First, if you are looking for a physician mortgage loan there is a huge amount of variability between the various loan products.  Fees, rates, willingness to ignore student loans, available states, and even availability of a 30 year fixed loan is highly variable. The more flexible  you can be, the more choices you’re going to have.

Second, for those lenders who would actually give me a rate quote, the difference in interest rate on a 30 year fixed physician loan and 15 year conventional loan was about 1-1.5%.  On a $400,000 loan, that’s $333-500 less in interest paid per MONTH. This is the reason I recommend living like a resident until you can get a down payment saved up (not to mention pay off your student loans, which may be 4% higher than your mortgage).

Third, for a loan product as standardized as a 15 year fixed conventional loan, there was still a 0.5% variation between available rates on the day I checked.  This emphasizes the importance of checking with at least 2 lenders, and “playing them off against one another” to get the actual market price. Many times a lender will “match” the rate/fees offered by another lender (assuming they can still make an acceptable profit at the lower rate/fees), but only when you’re comparing apples to apples.
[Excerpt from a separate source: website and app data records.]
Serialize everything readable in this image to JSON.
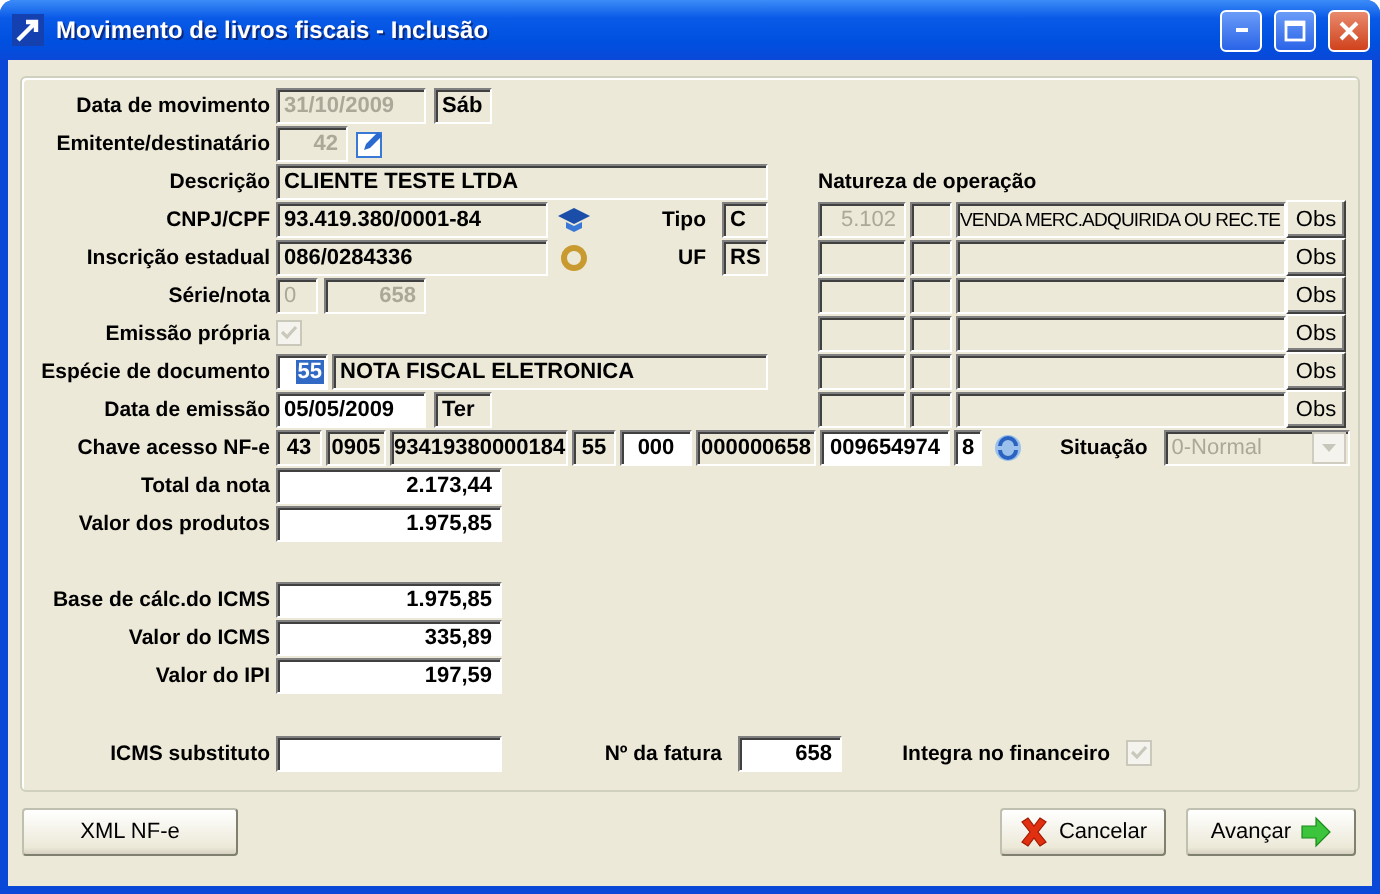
{
  "window": {
    "title": "Movimento de livros fiscais - Inclusão"
  },
  "data_movimento": {
    "label": "Data de movimento",
    "value": "31/10/2009",
    "disabled": true,
    "weekday": "Sáb"
  },
  "emitente": {
    "label": "Emitente/destinatário",
    "value": "42",
    "disabled": true
  },
  "descricao": {
    "label": "Descrição",
    "value": "CLIENTE TESTE LTDA",
    "editable": false
  },
  "cnpj": {
    "label": "CNPJ/CPF",
    "value": "93.419.380/0001-84",
    "editable": false
  },
  "tipo": {
    "label": "Tipo",
    "value": "C",
    "editable": false
  },
  "inscricao": {
    "label": "Inscrição estadual",
    "value": "086/0284336",
    "editable": false
  },
  "uf": {
    "label": "UF",
    "value": "RS",
    "editable": false
  },
  "serie_nota": {
    "label": "Série/nota",
    "serie": "0",
    "nota": "658",
    "disabled": true
  },
  "emissao_propria": {
    "label": "Emissão própria",
    "checked": true,
    "disabled": true
  },
  "especie": {
    "label": "Espécie de documento",
    "code": "55",
    "code_selected": true,
    "description": "NOTA FISCAL ELETRONICA",
    "editable": false
  },
  "data_emissao": {
    "label": "Data de emissão",
    "value": "05/05/2009",
    "editable": true,
    "weekday": "Ter"
  },
  "chave": {
    "label": "Chave acesso NF-e",
    "parts": [
      {
        "value": "43",
        "editable": false
      },
      {
        "value": "0905",
        "editable": false
      },
      {
        "value": "93419380000184",
        "editable": false
      },
      {
        "value": "55",
        "editable": false
      },
      {
        "value": "000",
        "editable": true
      },
      {
        "value": "000000658",
        "editable": false
      },
      {
        "value": "009654974",
        "editable": true
      },
      {
        "value": "8",
        "editable": true
      }
    ]
  },
  "situacao": {
    "label": "Situação",
    "value": "0-Normal",
    "disabled": true
  },
  "natureza": {
    "heading": "Natureza de operação",
    "rows": [
      {
        "cfop": "5.102",
        "description": "VENDA MERC.ADQUIRIDA OU REC.TE",
        "button": "Obs"
      },
      {
        "button": "Obs"
      },
      {
        "button": "Obs"
      },
      {
        "button": "Obs"
      },
      {
        "button": "Obs"
      },
      {
        "button": "Obs"
      }
    ]
  },
  "value_groups": [
    {
      "fields": [
        {
          "label": "Total da nota",
          "value": "2.173,44"
        },
        {
          "label": "Valor dos produtos",
          "value": "1.975,85"
        }
      ]
    },
    {
      "fields": [
        {
          "label": "Base de cálc.do ICMS",
          "value": "1.975,85"
        },
        {
          "label": "Valor do ICMS",
          "value": "335,89"
        },
        {
          "label": "Valor do IPI",
          "value": "197,59"
        }
      ]
    }
  ],
  "icms_substituto": {
    "label": "ICMS substituto"
  },
  "fatura": {
    "label": "Nº da fatura",
    "value": "658"
  },
  "integra": {
    "label": "Integra no financeiro",
    "checked": true,
    "disabled": true
  },
  "buttons": [
    {
      "label": "XML NF-e",
      "kind": "plain"
    },
    {
      "label": "Cancelar",
      "kind": "cancel"
    },
    {
      "label": "Avançar",
      "kind": "next"
    }
  ]
}
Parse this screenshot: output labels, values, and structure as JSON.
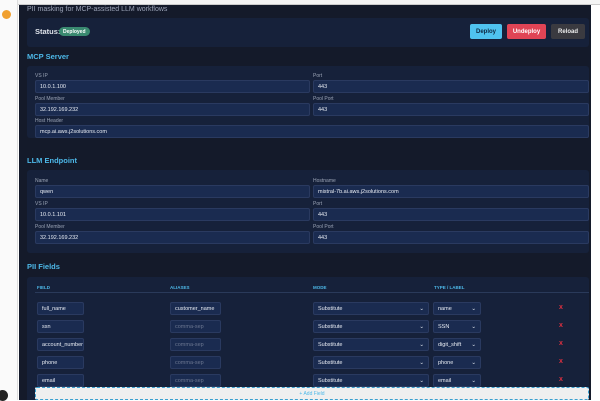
{
  "subtitle": "PII masking for MCP-assisted LLM workflows",
  "status": {
    "label": "Status:",
    "badge": "Deployed",
    "deploy": "Deploy",
    "undeploy": "Undeploy",
    "reload": "Reload"
  },
  "mcp": {
    "title": "MCP Server",
    "vs_ip_label": "VS IP",
    "vs_ip": "10.0.1.100",
    "port_label": "Port",
    "port": "443",
    "pool_member_label": "Pool Member",
    "pool_member": "32.192.169.232",
    "pool_port_label": "Pool Port",
    "pool_port": "443",
    "host_header_label": "Host Header",
    "host_header": "mcp.ai.aws.j2solutions.com"
  },
  "llm": {
    "title": "LLM Endpoint",
    "name_label": "Name",
    "name": "qwen",
    "hostname_label": "Hostname",
    "hostname": "mistral-7b.ai.aws.j2solutions.com",
    "vs_ip_label": "VS IP",
    "vs_ip": "10.0.1.101",
    "port_label": "Port",
    "port": "443",
    "pool_member_label": "Pool Member",
    "pool_member": "32.192.169.232",
    "pool_port_label": "Pool Port",
    "pool_port": "443"
  },
  "pii": {
    "title": "PII Fields",
    "headers": {
      "field": "FIELD",
      "aliases": "ALIASES",
      "mode": "MODE",
      "type": "TYPE / LABEL"
    },
    "alias_placeholder": "comma-sep",
    "remove": "x",
    "add": "+ Add Field",
    "rows": [
      {
        "field": "full_name",
        "aliases": "customer_name",
        "mode": "Substitute",
        "type": "name"
      },
      {
        "field": "ssn",
        "aliases": "",
        "mode": "Substitute",
        "type": "SSN"
      },
      {
        "field": "account_number",
        "aliases": "",
        "mode": "Substitute",
        "type": "digit_shift"
      },
      {
        "field": "phone",
        "aliases": "",
        "mode": "Substitute",
        "type": "phone"
      },
      {
        "field": "email",
        "aliases": "",
        "mode": "Substitute",
        "type": "email"
      }
    ]
  }
}
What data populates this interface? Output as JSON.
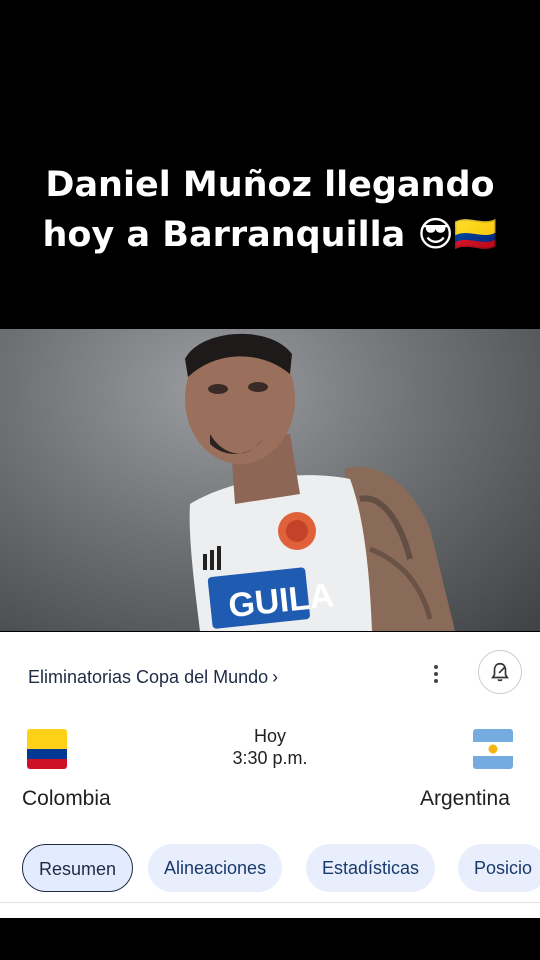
{
  "caption": {
    "line1": "Daniel Muñoz llegando",
    "line2": "hoy a Barranquilla 😎🇨🇴"
  },
  "video": {
    "shirt_text": "GUILA"
  },
  "match": {
    "competition": "Eliminatorias Copa del Mundo",
    "chevron": "›",
    "day": "Hoy",
    "time": "3:30 p.m.",
    "home": "Colombia",
    "away": "Argentina"
  },
  "tabs": [
    "Resumen",
    "Alineaciones",
    "Estadísticas",
    "Posicio"
  ],
  "icons": {
    "more": "more-vert-icon",
    "bell": "bell-edit-icon"
  },
  "colors": {
    "colombia": [
      "#FCD116",
      "#003893",
      "#CE1126"
    ],
    "argentina": [
      "#74ACDF",
      "#FFFFFF",
      "#F6B40E"
    ]
  }
}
Just calling up one lender and never checking with any other is probably a mistake that may cost you thousands of dollars in extra interest or fees. If you want to learn more about physician mortgages, I suggest either Josh Mettle’s soon to be published book or Tal Frank’s free webinar (next one March 19th or 23rd).

I would like to thank the following people for information used in this post: Josh Mettle, Sandra Frith, Stephanie Arcelay, Tal Frank, Holly Walsh, and Anne Swane.

Did you get a physician mortgage loan instead of a conventional?  Why or why not? What bank/lender did you use?  Were you happy with the experience? Comment below!